MOSCOW (AP) — The Latest on Saturday at the World Cup (all times local):
Some soccer fans will follow their team anywhere to see it play in the World Cup. For five friends from Croatia that meant cycling 1,500 kilometers (930 miles) all the way from Zagreb to Kaliningrad in Russia.
The epic trek took them 15 days, cycling for 10 hours a day as they pedaled through Slovenia, Hungary, Slovakia, the Czech Republic and Poland.
On the way they encountered a number of challenges including a broken bridge. As they reached their final destination, the group collapsed into a bar and celebrated with a well-earned drink.
They're now looking forward to Saturday's game between Croatia and Nigeria.
Frane Lukovic, a 46-year-old lawyer from Zagreb, insisted it was nothing out of the ordinary for long-distance cyclists such as himself.
For Lukovic, the trip represented a personal comeback, having been diagnosed with skin cancer six years ago.
While fans from around the world are singing and celebrating the World Cup on Moscow's streets, they can't go to the most famous place in the Russian capital — Red Square.
Barriers staffed by police officers have blocked off the square for several days, with authorities citing the need to build and dismantle stages for a national holiday and a World Cup-themed opera performance last Tuesday and Wednesday.
Mexico supporter Cesar Reyes, peering past the barriers, says "it's a real shame it's closed because it's one of the best places to visit when you're in Moscow. It's a real shame that people will miss it because it's closed for special event and there's no opportunity to appreciate this building."

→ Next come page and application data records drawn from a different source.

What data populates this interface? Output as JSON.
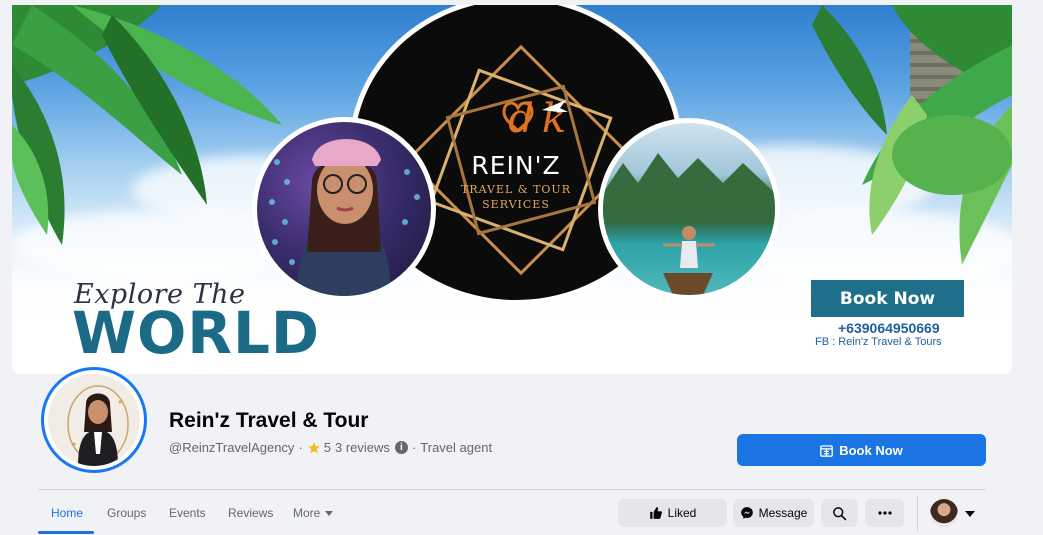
{
  "cover": {
    "brand_name": "REIN'Z",
    "brand_sub_1": "TRAVEL & TOUR",
    "brand_sub_2": "SERVICES",
    "explore": "Explore The",
    "world": "WORLD",
    "book_now": "Book Now",
    "phone": "+639064950669",
    "fb_line": "FB :  Rein'z Travel  & Tours"
  },
  "profile": {
    "name": "Rein'z Travel & Tour",
    "handle": "@ReinzTravelAgency",
    "sep": "·",
    "rating": "5",
    "reviews": "3 reviews",
    "category": "Travel agent"
  },
  "actions": {
    "book_now": "Book Now",
    "liked": "Liked",
    "message": "Message"
  },
  "tabs": [
    {
      "label": "Home",
      "active": true
    },
    {
      "label": "Groups"
    },
    {
      "label": "Events"
    },
    {
      "label": "Reviews"
    },
    {
      "label": "More"
    }
  ],
  "colors": {
    "accent": "#1b74e4",
    "cover_teal": "#1e6f8a",
    "world_text": "#1c6b86"
  }
}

Russian police have closed off a number of roads and other areas for security reasons over recent days. It's unclear when the square will be reopened.